>> Diane von Furstenberg Loves Her Some Leopard Print —Last night, Diane von Furstenberg participated in a TimesTalks panel in New York alongside Fern Mallis, Prabal Gurung, and Norma Kamali, where she talked about the significance of her signature wrap dress — "To me, it's a dress that always reflects the beginning of your life. I mean, it's 'Oh, I wore that when I got my first job,' or 'Oh, I got laid.'" — and her obsession with a certain animal print: "Leopard print is completely timeless. It was hot in the thirties, in the forties, in the fifties, in the sixties, in the seventies — all the decades. Why? Because there's nothing more beautiful that the leopard, and the way the print moves on the skin and goes up and down. And when I did my first wrap dress, I did a leopard print. And by the way, I keep on doing it, and people keep on buying it. There's something about how the woman feels feline. It's kind of nice to feel feline." [The Cut]
>> CNN: Revealed, which has featured Carine Roitfeld, Liya Kebede, and Diane von Furstenberg in the past, focuses on Domenico Dolce and Stefano Gabbana this month. The 30 minute video profile follows the designers through two seasons of menswear and captures them in between, relaxing at their home in Portofino.
Although the two haven't been romantically involved since 2005, they consistently stress throughout the video special how well they continue to complement each other. "I don't talk to anyone," Dolce quips, "And he talks to everybody." As longtime brand model David Gandy puts it: "[Stefano] sort of looks after the visuals and the branding, and Domenico is more in charge of styling and the shows. So they're very different. One has a very dry sense of humor and the other is more hands-on and in the limelight."

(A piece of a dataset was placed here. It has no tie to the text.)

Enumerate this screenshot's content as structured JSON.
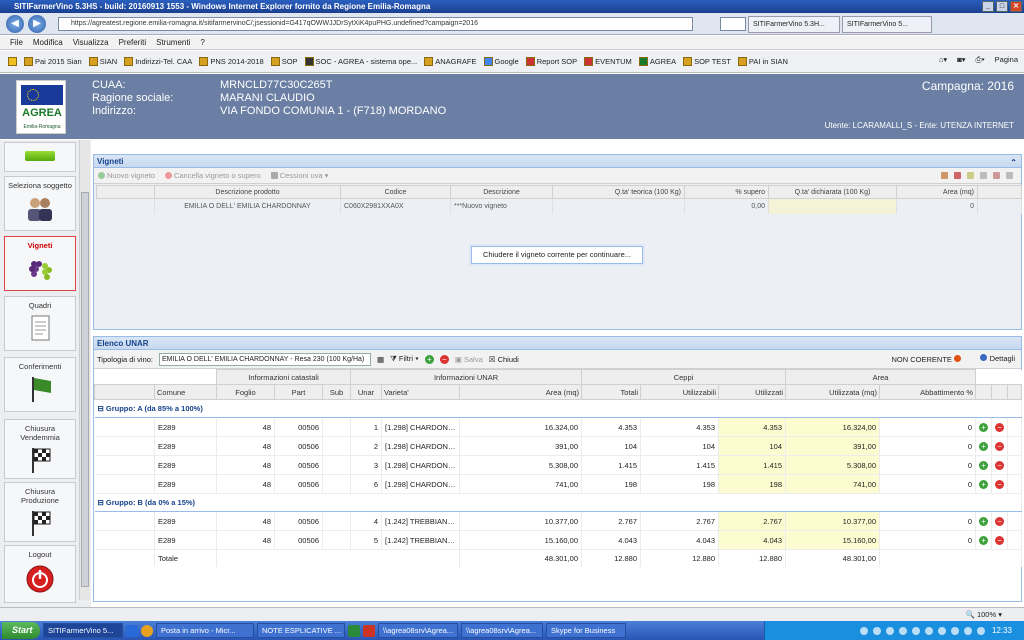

Dolce also mentions their humble beginnings: "We produced the first womenswear Dolce & Gabbana show alone. We organised it in one small studio, we didn't have money to pay the models so we asked all our friends to come. We didn't have money for shoes and bags so all the people used their personal accessories. For the curtain we attached the sheet I had bought for my house, but it was too short and beneath it you could see people's feet."